» **RECORD EXCERPTS**
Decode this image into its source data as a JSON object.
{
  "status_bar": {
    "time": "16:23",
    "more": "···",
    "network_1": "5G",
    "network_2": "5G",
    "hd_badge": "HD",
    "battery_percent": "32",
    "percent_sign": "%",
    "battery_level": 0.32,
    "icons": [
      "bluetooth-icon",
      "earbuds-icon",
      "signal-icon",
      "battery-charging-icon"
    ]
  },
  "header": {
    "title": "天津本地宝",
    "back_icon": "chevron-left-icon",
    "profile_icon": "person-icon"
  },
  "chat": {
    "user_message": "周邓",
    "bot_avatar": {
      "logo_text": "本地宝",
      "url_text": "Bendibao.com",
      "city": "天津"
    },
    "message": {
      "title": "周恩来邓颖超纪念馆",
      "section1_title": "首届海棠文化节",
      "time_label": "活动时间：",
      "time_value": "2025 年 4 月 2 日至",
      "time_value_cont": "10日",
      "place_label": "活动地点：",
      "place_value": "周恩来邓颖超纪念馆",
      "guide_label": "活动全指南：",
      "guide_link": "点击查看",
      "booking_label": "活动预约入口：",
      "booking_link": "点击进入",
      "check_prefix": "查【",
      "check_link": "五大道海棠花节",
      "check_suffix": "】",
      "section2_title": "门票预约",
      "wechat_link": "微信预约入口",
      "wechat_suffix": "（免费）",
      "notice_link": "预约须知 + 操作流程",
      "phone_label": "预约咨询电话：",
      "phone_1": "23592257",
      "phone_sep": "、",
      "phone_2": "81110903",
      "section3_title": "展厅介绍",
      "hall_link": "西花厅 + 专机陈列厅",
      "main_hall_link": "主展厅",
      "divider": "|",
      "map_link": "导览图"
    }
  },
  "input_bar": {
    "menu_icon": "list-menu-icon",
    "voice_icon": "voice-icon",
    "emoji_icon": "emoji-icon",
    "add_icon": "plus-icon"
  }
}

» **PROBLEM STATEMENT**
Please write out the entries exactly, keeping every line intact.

» **ANSWER FOR THIS EXERCISE**
Decode this image into its source data as a JSON object.
{
  "status_bar": {
    "time": "16:23",
    "more": "···",
    "network_1": "5G",
    "network_2": "5G",
    "hd_badge": "HD",
    "battery_percent": "32",
    "percent_sign": "%",
    "battery_level": 0.32,
    "icons": [
      "bluetooth-icon",
      "earbuds-icon",
      "signal-icon",
      "battery-charging-icon"
    ]
  },
  "header": {
    "title": "天津本地宝",
    "back_icon": "chevron-left-icon",
    "profile_icon": "person-icon"
  },
  "chat": {
    "user_message": "周邓",
    "bot_avatar": {
      "logo_text": "本地宝",
      "url_text": "Bendibao.com",
      "city": "天津"
    },
    "message": {
      "title": "周恩来邓颖超纪念馆",
      "section1_title": "首届海棠文化节",
      "time_label": "活动时间：",
      "time_value": "2025 年 4 月 2 日至",
      "time_value_cont": "10日",
      "place_label": "活动地点：",
      "place_value": "周恩来邓颖超纪念馆",
      "guide_label": "活动全指南：",
      "guide_link": "点击查看",
      "booking_label": "活动预约入口：",
      "booking_link": "点击进入",
      "check_prefix": "查【",
      "check_link": "五大道海棠花节",
      "check_suffix": "】",
      "section2_title": "门票预约",
      "wechat_link": "微信预约入口",
      "wechat_suffix": "（免费）",
      "notice_link": "预约须知 + 操作流程",
      "phone_label": "预约咨询电话：",
      "phone_1": "23592257",
      "phone_sep": "、",
      "phone_2": "81110903",
      "section3_title": "展厅介绍",
      "hall_link": "西花厅 + 专机陈列厅",
      "main_hall_link": "主展厅",
      "divider": "|",
      "map_link": "导览图"
    }
  },
  "input_bar": {
    "menu_icon": "list-menu-icon",
    "voice_icon": "voice-icon",
    "emoji_icon": "emoji-icon",
    "add_icon": "plus-icon"
  }
}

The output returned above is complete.